There’s a great Theodore Roethke poem, called “The Waking,” that houses and repeats this line: “I learn by going where I have to go.”
I’ve written often on this blog about my own learning and how it is frequently driven by a network imperative — “going where I have to go” — followed by conscious synthesis of Internet ephemera into relevant and meaningful knowledge for my work.
Today’s version of the above started with this Dan Pink tweet:
Don’t ask kids: “What did you learn today?”
Ask them: “What did you disagree with today?”
Don’t ask kids: “What did you accomplish this week?”
Ask them: “What did you fail at this week?”https://t.co/UamiFYWVh2
— Daniel Pink (@DanielPink) March 9, 2018
When I followed the link, I “met” rocket scientist Ozan Varol, who encourages us parents to undo, by replacing, some of our standard questions and prompts. Here are my favorites:

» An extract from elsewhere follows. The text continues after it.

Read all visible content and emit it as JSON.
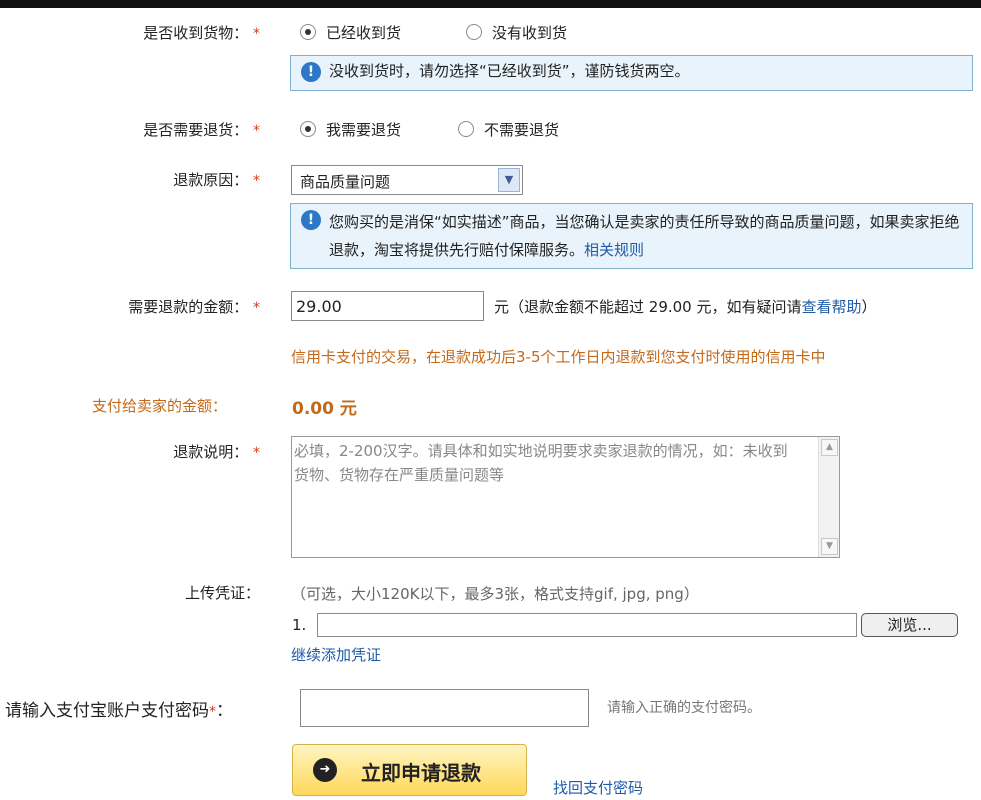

“What did you learn today?” vs. “What did you disagree with today?”
“What did you accomplish this week?” vs. “What did you fail at this week?”
“Here’s how you do that.” vs. “How would you solve this problem?”

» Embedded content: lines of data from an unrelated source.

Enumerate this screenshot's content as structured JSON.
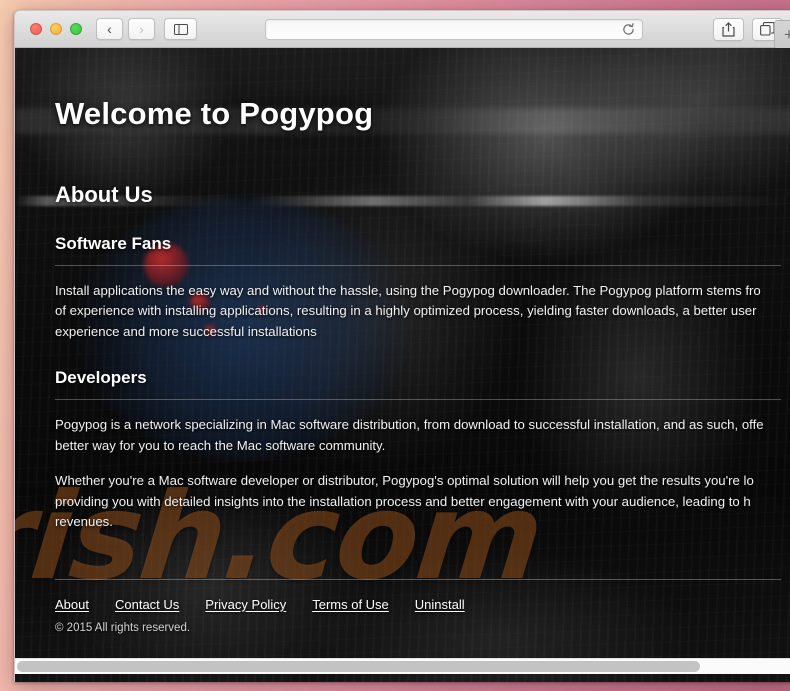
{
  "browser": {
    "traffic_lights": [
      "close",
      "minimize",
      "zoom"
    ],
    "nav": {
      "back_label": "‹",
      "forward_label": "›"
    },
    "sidebar_toggle": "sidebar-toggle",
    "address": {
      "value": "",
      "placeholder": ""
    },
    "reload": "reload",
    "share": "share",
    "tabs_overview": "tabs-overview",
    "new_tab_label": "+"
  },
  "page": {
    "hero_title": "Welcome to Pogypog",
    "about_heading": "About Us",
    "software_fans_heading": "Software Fans",
    "software_fans_paragraph": {
      "line1": "Install applications the easy way and without the hassle, using the Pogypog downloader. The Pogypog platform stems fro",
      "line2": "of experience with installing applications, resulting in a highly optimized process, yielding faster downloads, a better user",
      "line3": "experience and more successful installations"
    },
    "developers_heading": "Developers",
    "developers_paragraph_1": {
      "line1": "Pogypog is a network specializing in Mac software distribution, from download to successful installation, and as such, offe",
      "line2": "better way for you to reach the Mac software community."
    },
    "developers_paragraph_2": {
      "line1": "Whether you're a Mac software developer or distributor, Pogypog's optimal solution will help you get the results you're lo",
      "line2": "providing you with detailed insights into the installation process and better engagement with your audience, leading to h",
      "line3": "revenues."
    },
    "watermark_text": "rish.com",
    "footer": {
      "links": [
        {
          "label": "About"
        },
        {
          "label": "Contact Us"
        },
        {
          "label": "Privacy Policy"
        },
        {
          "label": "Terms of Use"
        },
        {
          "label": "Uninstall"
        }
      ],
      "copyright": "© 2015 All rights reserved."
    }
  },
  "colors": {
    "desktop_left": "#f6cdb0",
    "desktop_right": "#bf6b86",
    "page_background": "#0a0a0a",
    "text": "#ffffff",
    "watermark": "#c46822",
    "glow_blue": "#284e82",
    "dot_red": "#be2d2d"
  }
}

“You can’t do that.” vs. “What would it take to do that?”
“Did you make a new friend today?” vs. “How did you help someone today?”

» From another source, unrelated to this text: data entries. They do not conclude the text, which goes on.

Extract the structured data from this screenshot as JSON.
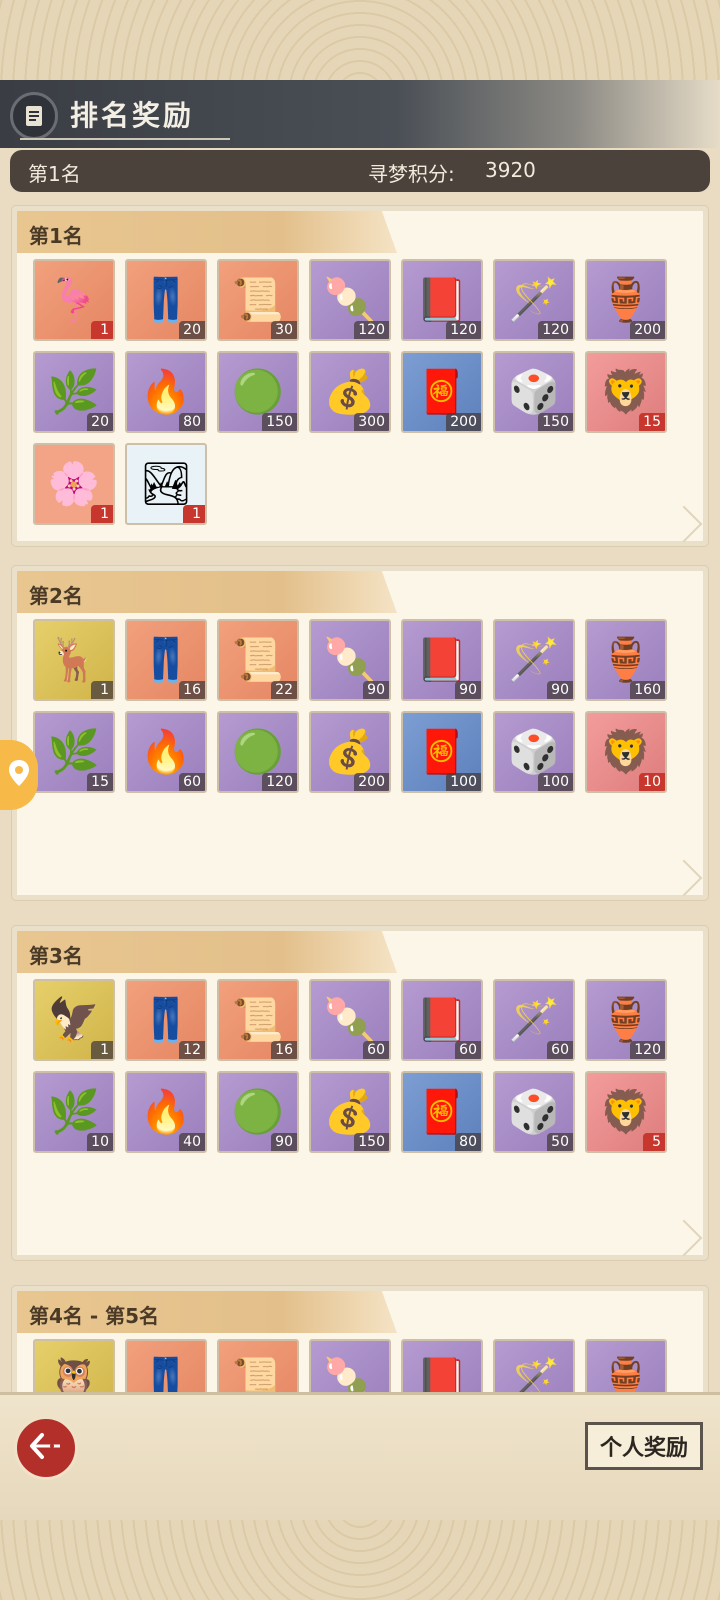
{
  "header": {
    "title": "排名奖励",
    "icon": "scroll-icon"
  },
  "score_bar": {
    "rank": "第1名",
    "label": "寻梦积分:",
    "value": "3920"
  },
  "tiers": [
    {
      "label": "第1名",
      "items": [
        {
          "icon": "crane-portrait-icon",
          "qty": "1",
          "color": "orange",
          "glyph": "🦩",
          "red": true
        },
        {
          "icon": "green-leggings-icon",
          "qty": "20",
          "color": "orange",
          "glyph": "👖",
          "red": false
        },
        {
          "icon": "scroll-painting-icon",
          "qty": "30",
          "color": "orange",
          "glyph": "📜",
          "red": false
        },
        {
          "icon": "rice-balls-icon",
          "qty": "120",
          "color": "purple",
          "glyph": "🍡",
          "red": false
        },
        {
          "icon": "book-icon",
          "qty": "120",
          "color": "purple",
          "glyph": "📕",
          "red": false
        },
        {
          "icon": "jade-ruyi-icon",
          "qty": "120",
          "color": "purple",
          "glyph": "🪄",
          "red": false
        },
        {
          "icon": "bronze-vessel-icon",
          "qty": "200",
          "color": "purple",
          "glyph": "🏺",
          "red": false
        },
        {
          "icon": "gourd-plant-icon",
          "qty": "20",
          "color": "purple",
          "glyph": "🌿",
          "red": false
        },
        {
          "icon": "fire-orb-icon",
          "qty": "80",
          "color": "purple",
          "glyph": "🔥",
          "red": false
        },
        {
          "icon": "jade-disc-icon",
          "qty": "150",
          "color": "purple",
          "glyph": "🟢",
          "red": false
        },
        {
          "icon": "money-bag-icon",
          "qty": "300",
          "color": "purple",
          "glyph": "💰",
          "red": false
        },
        {
          "icon": "red-pouch-icon",
          "qty": "200",
          "color": "blue",
          "glyph": "🧧",
          "red": false
        },
        {
          "icon": "game-board-icon",
          "qty": "150",
          "color": "purple",
          "glyph": "🎲",
          "red": false
        },
        {
          "icon": "lion-statue-icon",
          "qty": "15",
          "color": "red",
          "glyph": "🦁",
          "red": true
        },
        {
          "icon": "floral-frame-icon",
          "qty": "1",
          "color": "frame",
          "glyph": "🌸",
          "red": true
        },
        {
          "icon": "landscape-frame-icon",
          "qty": "1",
          "color": "frame2",
          "glyph": "🏞",
          "red": true
        }
      ]
    },
    {
      "label": "第2名",
      "items": [
        {
          "icon": "white-deer-portrait-icon",
          "qty": "1",
          "color": "gold",
          "glyph": "🦌",
          "red": false
        },
        {
          "icon": "green-leggings-icon",
          "qty": "16",
          "color": "orange",
          "glyph": "👖",
          "red": false
        },
        {
          "icon": "scroll-painting-icon",
          "qty": "22",
          "color": "orange",
          "glyph": "📜",
          "red": false
        },
        {
          "icon": "rice-balls-icon",
          "qty": "90",
          "color": "purple",
          "glyph": "🍡",
          "red": false
        },
        {
          "icon": "book-icon",
          "qty": "90",
          "color": "purple",
          "glyph": "📕",
          "red": false
        },
        {
          "icon": "jade-ruyi-icon",
          "qty": "90",
          "color": "purple",
          "glyph": "🪄",
          "red": false
        },
        {
          "icon": "bronze-vessel-icon",
          "qty": "160",
          "color": "purple",
          "glyph": "🏺",
          "red": false
        },
        {
          "icon": "gourd-plant-icon",
          "qty": "15",
          "color": "purple",
          "glyph": "🌿",
          "red": false
        },
        {
          "icon": "fire-orb-icon",
          "qty": "60",
          "color": "purple",
          "glyph": "🔥",
          "red": false
        },
        {
          "icon": "jade-disc-icon",
          "qty": "120",
          "color": "purple",
          "glyph": "🟢",
          "red": false
        },
        {
          "icon": "money-bag-icon",
          "qty": "200",
          "color": "purple",
          "glyph": "💰",
          "red": false
        },
        {
          "icon": "red-pouch-icon",
          "qty": "100",
          "color": "blue",
          "glyph": "🧧",
          "red": false
        },
        {
          "icon": "game-board-icon",
          "qty": "100",
          "color": "purple",
          "glyph": "🎲",
          "red": false
        },
        {
          "icon": "lion-statue-icon",
          "qty": "10",
          "color": "red",
          "glyph": "🦁",
          "red": true
        }
      ]
    },
    {
      "label": "第3名",
      "items": [
        {
          "icon": "blue-bird-portrait-icon",
          "qty": "1",
          "color": "gold",
          "glyph": "🦅",
          "red": false
        },
        {
          "icon": "green-leggings-icon",
          "qty": "12",
          "color": "orange",
          "glyph": "👖",
          "red": false
        },
        {
          "icon": "scroll-painting-icon",
          "qty": "16",
          "color": "orange",
          "glyph": "📜",
          "red": false
        },
        {
          "icon": "rice-balls-icon",
          "qty": "60",
          "color": "purple",
          "glyph": "🍡",
          "red": false
        },
        {
          "icon": "book-icon",
          "qty": "60",
          "color": "purple",
          "glyph": "📕",
          "red": false
        },
        {
          "icon": "jade-ruyi-icon",
          "qty": "60",
          "color": "purple",
          "glyph": "🪄",
          "red": false
        },
        {
          "icon": "bronze-vessel-icon",
          "qty": "120",
          "color": "purple",
          "glyph": "🏺",
          "red": false
        },
        {
          "icon": "gourd-plant-icon",
          "qty": "10",
          "color": "purple",
          "glyph": "🌿",
          "red": false
        },
        {
          "icon": "fire-orb-icon",
          "qty": "40",
          "color": "purple",
          "glyph": "🔥",
          "red": false
        },
        {
          "icon": "jade-disc-icon",
          "qty": "90",
          "color": "purple",
          "glyph": "🟢",
          "red": false
        },
        {
          "icon": "money-bag-icon",
          "qty": "150",
          "color": "purple",
          "glyph": "💰",
          "red": false
        },
        {
          "icon": "red-pouch-icon",
          "qty": "80",
          "color": "blue",
          "glyph": "🧧",
          "red": false
        },
        {
          "icon": "game-board-icon",
          "qty": "50",
          "color": "purple",
          "glyph": "🎲",
          "red": false
        },
        {
          "icon": "lion-statue-icon",
          "qty": "5",
          "color": "red",
          "glyph": "🦁",
          "red": true
        }
      ]
    },
    {
      "label": "第4名 - 第5名",
      "items": [
        {
          "icon": "owl-portrait-icon",
          "qty": "",
          "color": "gold",
          "glyph": "🦉",
          "red": false
        },
        {
          "icon": "green-leggings-icon",
          "qty": "",
          "color": "orange",
          "glyph": "👖",
          "red": false
        },
        {
          "icon": "scroll-painting-icon",
          "qty": "",
          "color": "orange",
          "glyph": "📜",
          "red": false
        },
        {
          "icon": "rice-balls-icon",
          "qty": "",
          "color": "purple",
          "glyph": "🍡",
          "red": false
        },
        {
          "icon": "book-icon",
          "qty": "",
          "color": "purple",
          "glyph": "📕",
          "red": false
        },
        {
          "icon": "jade-ruyi-icon",
          "qty": "",
          "color": "purple",
          "glyph": "🪄",
          "red": false
        },
        {
          "icon": "bronze-vessel-icon",
          "qty": "",
          "color": "purple",
          "glyph": "🏺",
          "red": false
        }
      ]
    }
  ],
  "footer": {
    "back_icon": "back-arrow-icon",
    "personal_reward_label": "个人奖励"
  },
  "side_tab_icon": "location-pin-icon"
}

Here’s the link to the full post and Varol’s admission that the post is, in itself, a trojan horse.
I learn by clicking where I have to click.